From Middle French perpendiculaire, from Old French perpendiculer, from Latin perpendiculum (plumb line).

### Pronunciation

• (UK) IPA(key): /ˌpɜː.pənˈdɪk.jə.lə(ɹ)/ enPR: pû"pəndĭ'kyələ(r),
• (US) IPA(key): /pɝ.pɛnˈdɪk.ju.lɝ/, /pɝ.pənˈdɪk.jə.lɝ/

perpendicular (comparative more perpendicular, superlative most perpendicular)

1. (geometry) At or forming a right angle (to).
• 2012 March 1, Henry Petroski, “Opening Doors”, American Scientist, volume 100, number 2, page 112-3:
A doorknob of whatever roundish shape is effectively a continuum of levers, with the axis of the latching mechanism—known as the spindle—being the fulcrum about which the turning takes place. Applying a force tangential to the knob is essentially equivalent to applying one perpendicular to a radial line defining the lever.
In most houses, the walls are perpendicular to the floor.

### Noun

perpendicular (plural perpendiculars)

1. (geometry) A line or plane that is perpendicular to another.
2. A device such as a plumb line that is used in making or marking a perpendicular line.

## Portuguese

### Etymology

From Late Latin perpendiculāris, from perpendiculum.

### Pronunciation

• (Portugal) IPA(key): /pɨɾ.pẽ.di.ku.ˈlaɾ/
• Hyphenation: per‧pen‧di‧cu‧lar

perpendicular m, f (plural perpendiculares; comparable)

### Noun

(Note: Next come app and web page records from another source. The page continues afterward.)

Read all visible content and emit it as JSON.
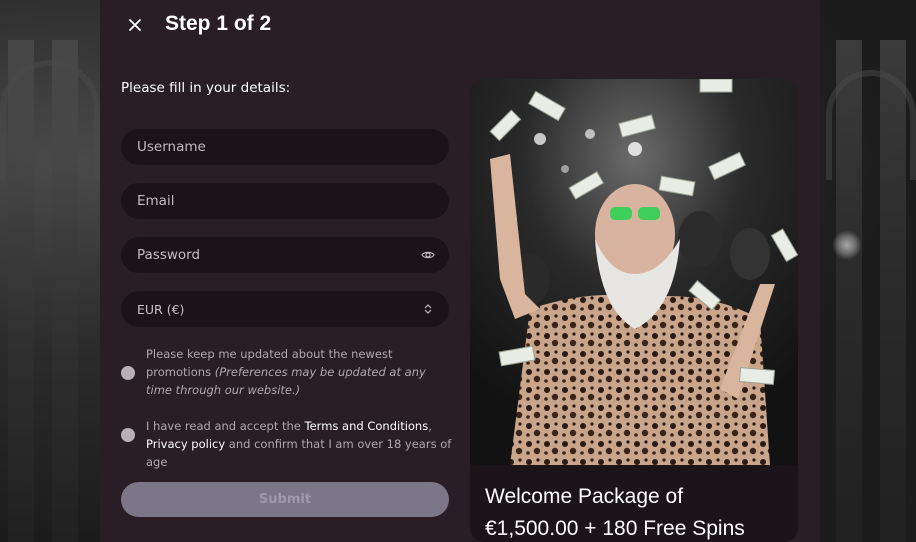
{
  "modal": {
    "close_icon": "close-icon",
    "step_title": "Step 1 of 2",
    "intro": "Please fill in your details:"
  },
  "form": {
    "username_placeholder": "Username",
    "email_placeholder": "Email",
    "password_placeholder": "Password",
    "password_toggle_icon": "eye-icon",
    "currency_value": "EUR (€)",
    "currency_caret_icon": "sort-caret-icon",
    "promotions": {
      "text": "Please keep me updated about the newest promotions",
      "note": "(Preferences may be updated at any time through our website.)"
    },
    "terms": {
      "prefix": "I have read and accept the ",
      "terms_link": "Terms and Conditions",
      "comma": ",",
      "privacy_link": "Privacy policy",
      "suffix": " and confirm that I am over 18 years of age"
    },
    "submit_label": "Submit"
  },
  "promo": {
    "title_line1": "Welcome Package of",
    "title_line2": "€1,500.00 + 180 Free Spins"
  },
  "colors": {
    "modal_bg": "#2a1e26",
    "field_bg": "#1c1318",
    "submit_bg": "#7c7689",
    "radio": "#b7b0b6"
  }
}
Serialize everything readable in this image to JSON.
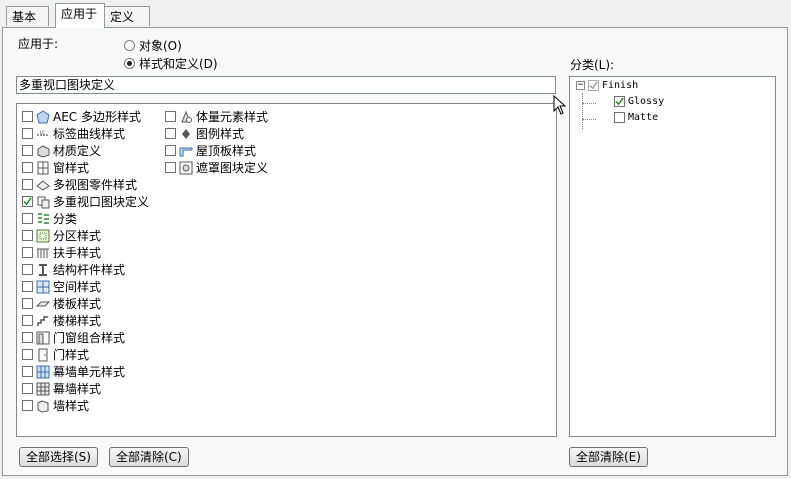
{
  "tabs": [
    {
      "label": "基本"
    },
    {
      "label": "应用于"
    },
    {
      "label": "定义"
    }
  ],
  "apply_to": {
    "label": "应用于:",
    "options": [
      {
        "label": "对象(O)",
        "selected": false
      },
      {
        "label": "样式和定义(D)",
        "selected": true
      }
    ]
  },
  "current_style": "多重视口图块定义",
  "style_list": {
    "col1": [
      {
        "label": "AEC 多边形样式",
        "checked": false,
        "icon": "polygon-icon"
      },
      {
        "label": "标签曲线样式",
        "checked": false,
        "icon": "label-curve-icon"
      },
      {
        "label": "材质定义",
        "checked": false,
        "icon": "material-icon"
      },
      {
        "label": "窗样式",
        "checked": false,
        "icon": "window-icon"
      },
      {
        "label": "多视图零件样式",
        "checked": false,
        "icon": "multiview-part-icon"
      },
      {
        "label": "多重视口图块定义",
        "checked": true,
        "icon": "mvblock-icon"
      },
      {
        "label": "分类",
        "checked": false,
        "icon": "classification-icon"
      },
      {
        "label": "分区样式",
        "checked": false,
        "icon": "zone-icon"
      },
      {
        "label": "扶手样式",
        "checked": false,
        "icon": "railing-icon"
      },
      {
        "label": "结构杆件样式",
        "checked": false,
        "icon": "structural-member-icon"
      },
      {
        "label": "空间样式",
        "checked": false,
        "icon": "space-icon"
      },
      {
        "label": "楼板样式",
        "checked": false,
        "icon": "slab-icon"
      },
      {
        "label": "楼梯样式",
        "checked": false,
        "icon": "stair-icon"
      },
      {
        "label": "门窗组合样式",
        "checked": false,
        "icon": "door-window-assembly-icon"
      },
      {
        "label": "门样式",
        "checked": false,
        "icon": "door-icon"
      },
      {
        "label": "幕墙单元样式",
        "checked": false,
        "icon": "curtain-wall-unit-icon"
      },
      {
        "label": "幕墙样式",
        "checked": false,
        "icon": "curtain-wall-icon"
      },
      {
        "label": "墙样式",
        "checked": false,
        "icon": "wall-icon"
      }
    ],
    "col2": [
      {
        "label": "体量元素样式",
        "checked": false,
        "icon": "mass-element-icon"
      },
      {
        "label": "图例样式",
        "checked": false,
        "icon": "legend-icon"
      },
      {
        "label": "屋顶板样式",
        "checked": false,
        "icon": "roof-slab-icon"
      },
      {
        "label": "遮罩图块定义",
        "checked": false,
        "icon": "mask-block-icon"
      }
    ]
  },
  "classification": {
    "label": "分类(L):",
    "root": {
      "label": "Finish",
      "checked": true,
      "expanded": true
    },
    "children": [
      {
        "label": "Glossy",
        "checked": true
      },
      {
        "label": "Matte",
        "checked": false
      }
    ]
  },
  "buttons": {
    "select_all": "全部选择(S)",
    "clear_all_left": "全部清除(C)",
    "clear_all_right": "全部清除(E)"
  },
  "colors": {
    "border": "#828790",
    "check": "#1a8a1a"
  }
}
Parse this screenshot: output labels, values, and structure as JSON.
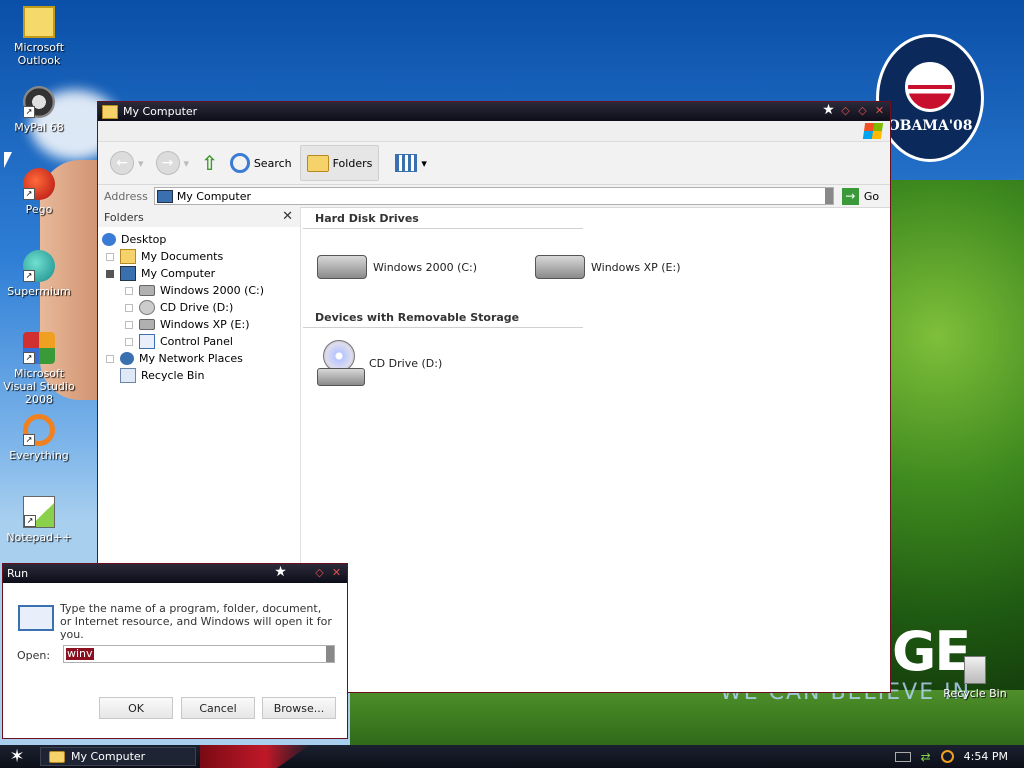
{
  "desktop": {
    "icons": [
      {
        "label": "Microsoft Outlook"
      },
      {
        "label": "MyPal 68"
      },
      {
        "label": "Pego"
      },
      {
        "label": "Supermium"
      },
      {
        "label": "Microsoft Visual Studio 2008"
      },
      {
        "label": "Everything"
      },
      {
        "label": "Notepad++"
      }
    ],
    "recycle_bin": "Recycle Bin",
    "wallpaper_logo": "OBAMA'08",
    "wallpaper_big_text": "GE",
    "wallpaper_slogan": "WE CAN BELIEVE IN"
  },
  "explorer": {
    "title": "My Computer",
    "toolbar": {
      "search": "Search",
      "folders": "Folders"
    },
    "address": {
      "label": "Address",
      "value": "My Computer",
      "go": "Go"
    },
    "folders_pane": {
      "header": "Folders",
      "tree": [
        {
          "label": "Desktop",
          "indent": 0,
          "icon": "desktop-icon"
        },
        {
          "label": "My Documents",
          "indent": 1,
          "icon": "my-documents-icon"
        },
        {
          "label": "My Computer",
          "indent": 1,
          "icon": "my-computer-icon"
        },
        {
          "label": "Windows 2000 (C:)",
          "indent": 2,
          "icon": "hard-drive-icon"
        },
        {
          "label": "CD Drive (D:)",
          "indent": 2,
          "icon": "cd-drive-icon"
        },
        {
          "label": "Windows XP (E:)",
          "indent": 2,
          "icon": "hard-drive-icon"
        },
        {
          "label": "Control Panel",
          "indent": 2,
          "icon": "control-panel-icon"
        },
        {
          "label": "My Network Places",
          "indent": 1,
          "icon": "network-places-icon"
        },
        {
          "label": "Recycle Bin",
          "indent": 1,
          "icon": "recycle-bin-icon"
        }
      ]
    },
    "groups": [
      {
        "title": "Hard Disk Drives",
        "items": [
          "Windows 2000 (C:)",
          "Windows XP (E:)"
        ]
      },
      {
        "title": "Devices with Removable Storage",
        "items": [
          "CD Drive (D:)"
        ]
      }
    ]
  },
  "run_dialog": {
    "title": "Run",
    "description": "Type the name of a program, folder, document, or Internet resource, and Windows will open it for you.",
    "open_label": "Open:",
    "open_value": "winv",
    "ok": "OK",
    "cancel": "Cancel",
    "browse": "Browse..."
  },
  "taskbar": {
    "task": "My Computer",
    "clock": "4:54 PM"
  },
  "colors": {
    "accent": "#8a1020",
    "window_border": "#6a0f1e",
    "titlebar": "#0e0e1a"
  }
}
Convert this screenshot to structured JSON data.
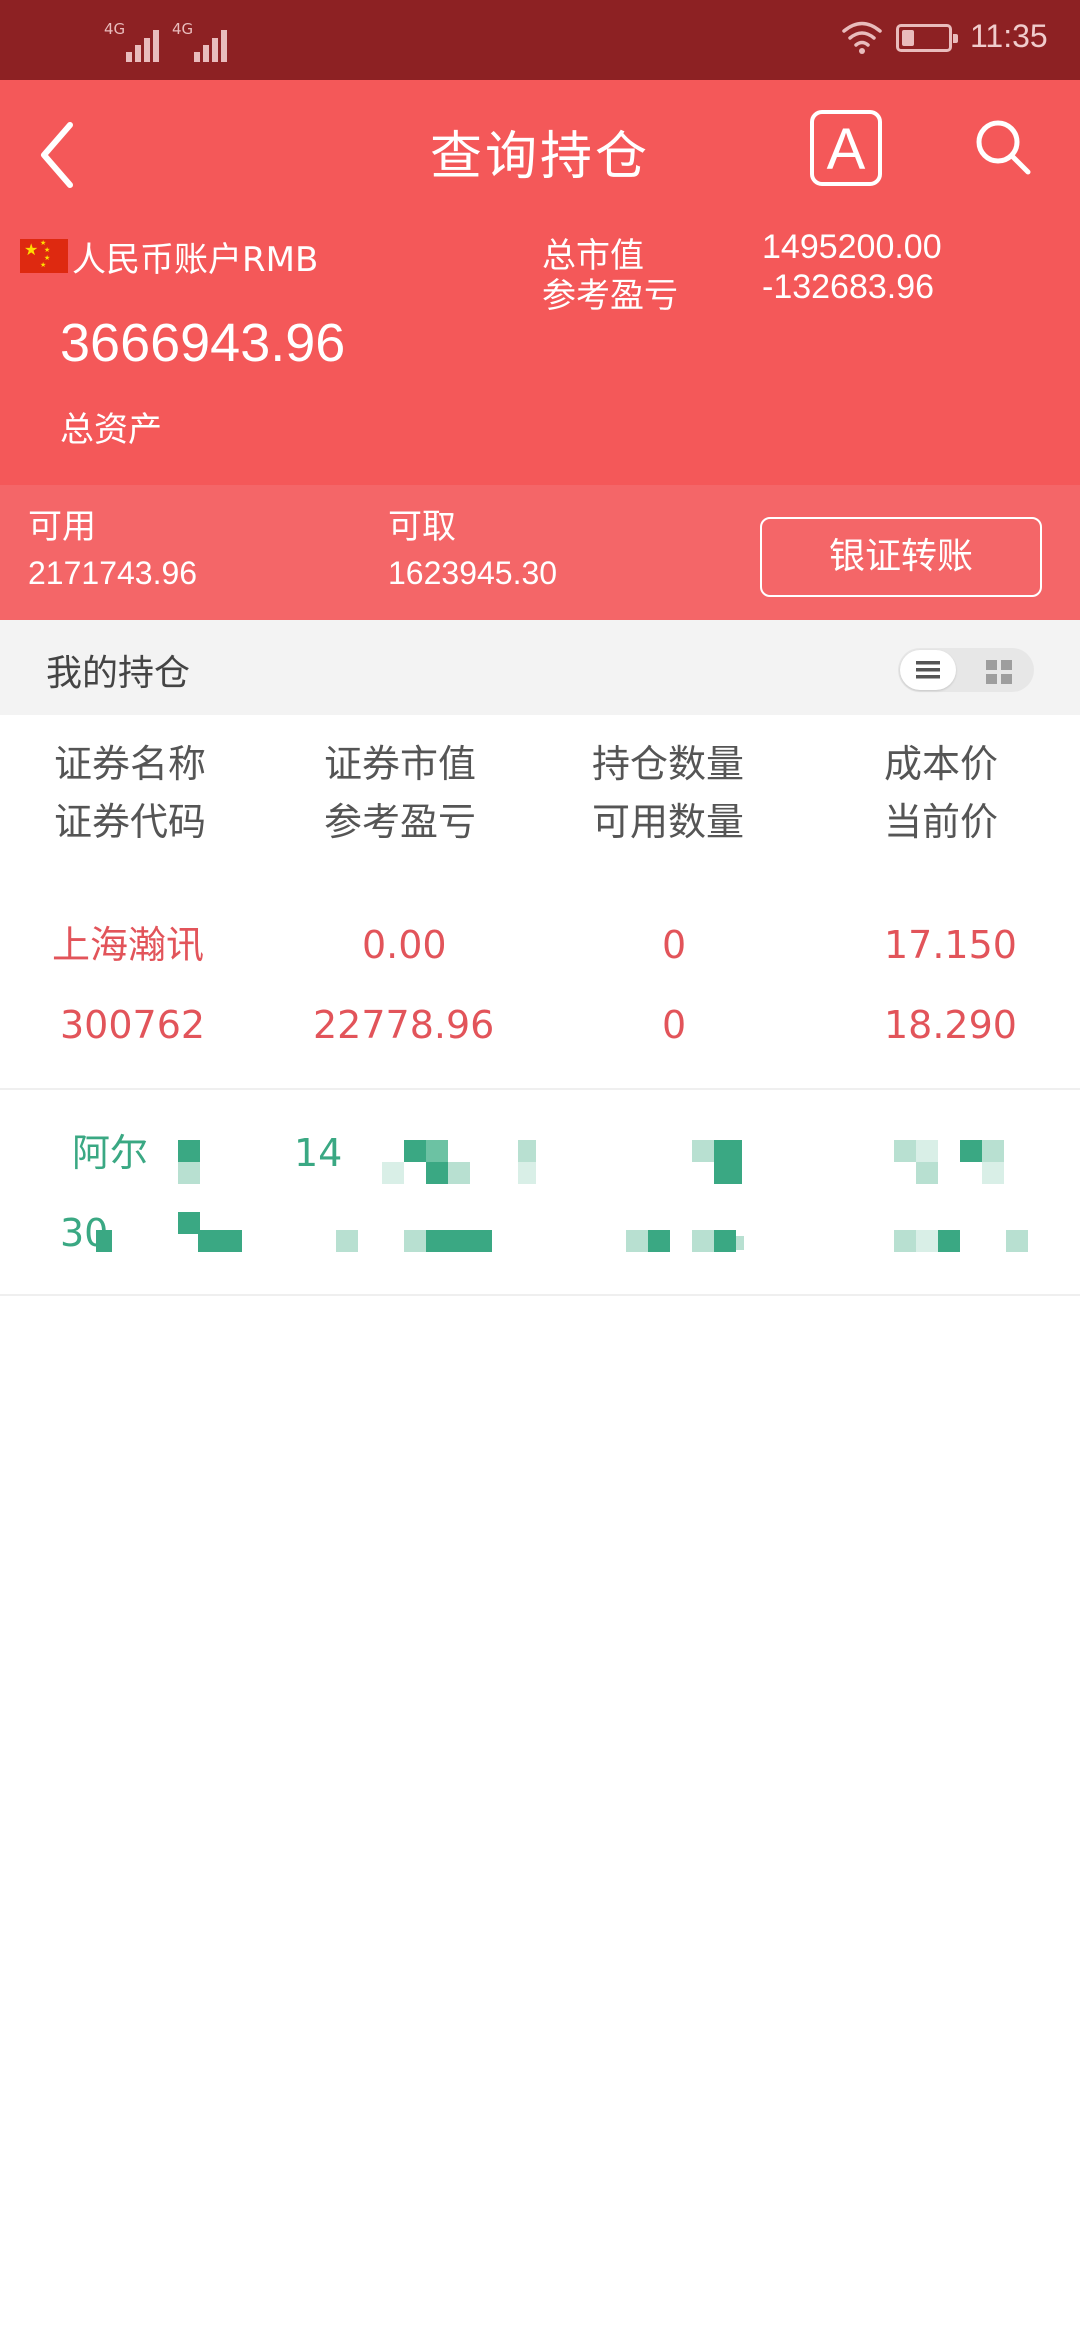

perpendicular f (plural perpendiculares)

## Spanish

### Etymology

From Late Latin perpendiculāris, from perpendiculum.